(Website and app data records)

+++++

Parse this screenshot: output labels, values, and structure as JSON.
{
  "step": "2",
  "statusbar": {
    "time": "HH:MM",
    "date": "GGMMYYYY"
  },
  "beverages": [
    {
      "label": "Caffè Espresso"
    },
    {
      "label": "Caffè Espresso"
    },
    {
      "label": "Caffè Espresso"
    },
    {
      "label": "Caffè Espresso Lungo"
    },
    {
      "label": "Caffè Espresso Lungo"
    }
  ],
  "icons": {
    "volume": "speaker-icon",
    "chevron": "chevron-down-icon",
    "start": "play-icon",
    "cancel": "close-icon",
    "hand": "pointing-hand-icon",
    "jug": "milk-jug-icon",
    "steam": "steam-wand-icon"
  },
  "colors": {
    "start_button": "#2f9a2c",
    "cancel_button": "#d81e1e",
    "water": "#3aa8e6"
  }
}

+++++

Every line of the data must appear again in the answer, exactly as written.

Parse this screenshot: output labels, values, and structure as JSON.
{
  "step": "2",
  "statusbar": {
    "time": "HH:MM",
    "date": "GGMMYYYY"
  },
  "beverages": [
    {
      "label": "Caffè Espresso"
    },
    {
      "label": "Caffè Espresso"
    },
    {
      "label": "Caffè Espresso"
    },
    {
      "label": "Caffè Espresso Lungo"
    },
    {
      "label": "Caffè Espresso Lungo"
    }
  ],
  "icons": {
    "volume": "speaker-icon",
    "chevron": "chevron-down-icon",
    "start": "play-icon",
    "cancel": "close-icon",
    "hand": "pointing-hand-icon",
    "jug": "milk-jug-icon",
    "steam": "steam-wand-icon"
  },
  "colors": {
    "start_button": "#2f9a2c",
    "cancel_button": "#d81e1e",
    "water": "#3aa8e6"
  }
}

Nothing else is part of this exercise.